Lorna Williams1, Paula Lall, Louise Hills, David Francis, Ralph Oertel, Amber Boys, Fiona Norris
1 Victorian Clinical Genetics Services, Royal Children’s Hospital, 50 Flemington Rd, Parkville, VIC 3052. Email: firstname.lastname@example.org
Chromosome microarray analysis (CMA), initially offered in the context of high risk pregnancies, is now commonly performed for a range of referral reasons. The clinical utility of CMA to detect pathogenic copy number changes is well established, however concerns of detecting variants of unknown significance or susceptibility loci for neurodevelopmental disorders are often raised as reasons for not offering CMA in pregnancies with normal ultrasound scans.
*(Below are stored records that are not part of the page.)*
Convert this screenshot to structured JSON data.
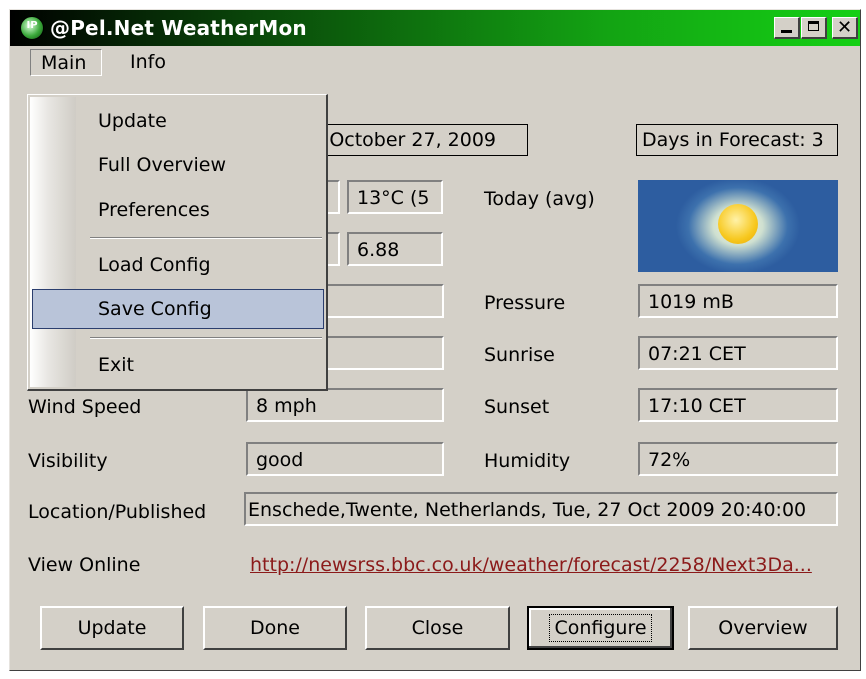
{
  "window": {
    "title": "@Pel.Net WeatherMon",
    "icon": "weathermon-globe-icon",
    "icon_text": "IP",
    "close_glyph": "✕"
  },
  "menubar": {
    "main": "Main",
    "info": "Info"
  },
  "dropdown": {
    "items": [
      {
        "label": "Update"
      },
      {
        "label": "Full Overview"
      },
      {
        "label": "Preferences"
      },
      {
        "label": "Load Config"
      },
      {
        "label": "Save Config"
      },
      {
        "label": "Exit"
      }
    ],
    "highlighted": "Save Config"
  },
  "header": {
    "date_fragment": "y, October 27, 2009",
    "days_forecast": "Days in Forecast: 3"
  },
  "values": {
    "temp_fragment": "13°C (5",
    "second_fragment": "6.88"
  },
  "labels": {
    "today_avg": "Today (avg)",
    "pressure": "Pressure",
    "sunrise": "Sunrise",
    "sunset": "Sunset",
    "humidity": "Humidity",
    "wind_speed": "Wind Speed",
    "visibility": "Visibility",
    "location": "Location/Published",
    "view_online": "View Online"
  },
  "fields": {
    "pressure": "1019 mB",
    "sunrise": "07:21 CET",
    "sunset": "17:10 CET",
    "humidity": "72%",
    "wind_speed": "8 mph",
    "visibility": "good",
    "location": "Enschede,Twente, Netherlands, Tue, 27 Oct 2009 20:40:00",
    "link": "http://newsrss.bbc.co.uk/weather/forecast/2258/Next3Da..."
  },
  "buttons": {
    "update": "Update",
    "done": "Done",
    "close": "Close",
    "configure": "Configure",
    "overview": "Overview"
  },
  "colors": {
    "link": "#8b1a1a",
    "title_gradient_end": "#15d015",
    "menu_highlight": "#b9c4d9"
  }
}
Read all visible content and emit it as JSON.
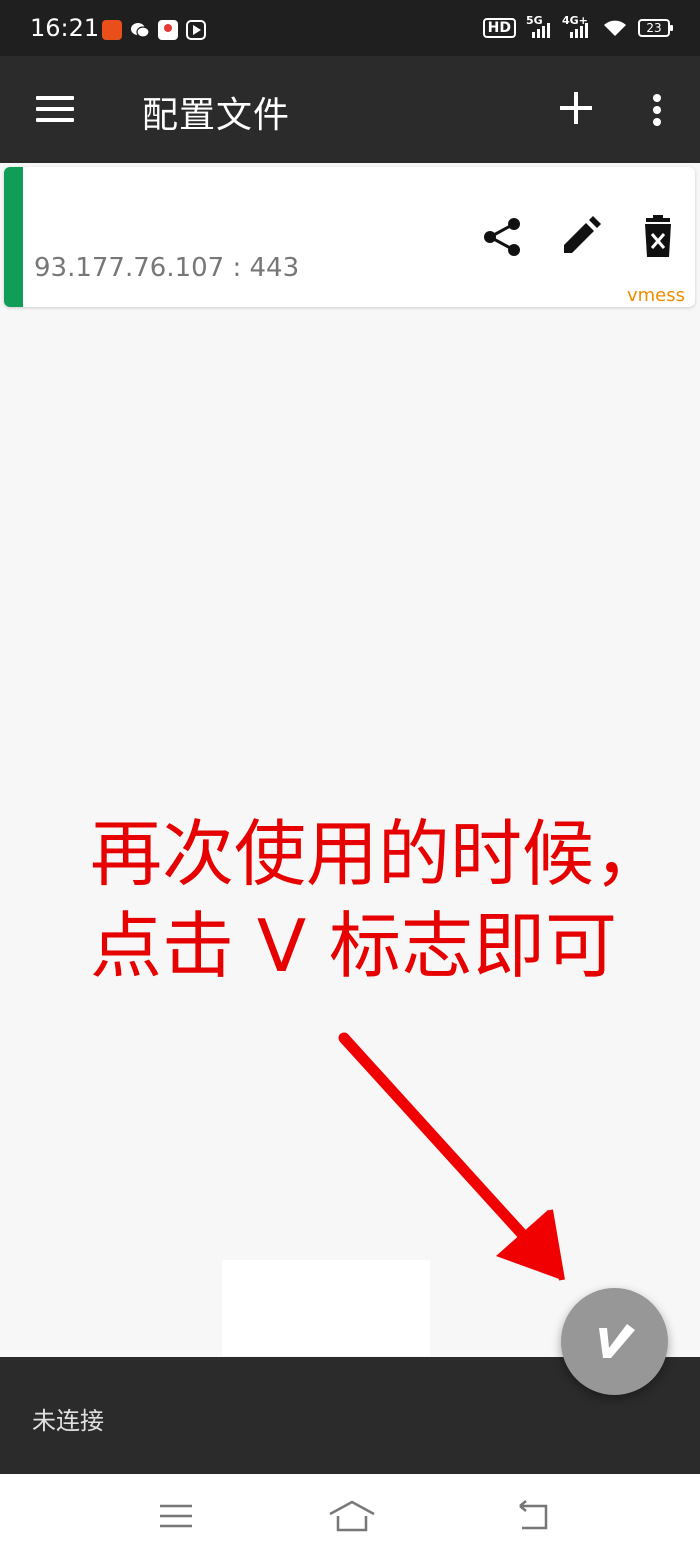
{
  "status_bar": {
    "time": "16:21",
    "notification_icons": [
      "app-icon",
      "wechat-icon",
      "map-pin-icon",
      "play-icon"
    ],
    "hd_label": "HD",
    "network_5g": "5G",
    "network_4g": "4G+",
    "battery_level": "23"
  },
  "app_bar": {
    "title": "配置文件"
  },
  "profiles": [
    {
      "address": "93.177.76.107 : 443",
      "protocol": "vmess",
      "selected_color": "#0f9d58"
    }
  ],
  "annotation": {
    "line1": "再次使用的时候，",
    "line2": "点击 V 标志即可",
    "color": "#e60000"
  },
  "connection": {
    "status": "未连接"
  },
  "colors": {
    "app_bar": "#2b2b2b",
    "fab": "#979797",
    "protocol": "#f08c00"
  }
}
With this in mind, we review over 5,000 prenatal CMA results reported at VCGS Cytogenetics Laboratory between 2013-2016 – comparing outcomes from high and low risk referrals, examine the continued use of conventional chromosome analysis, and the impact non-invasive prenatal testing (NIPT) has made to referral numbers and indications over this time.
Lorna trained as a cytogeneticist at Oxford Cytogenetics Laboratory in the UK and has been working at the VCGS for the last 6 years as a medical scientist on the prenatal section.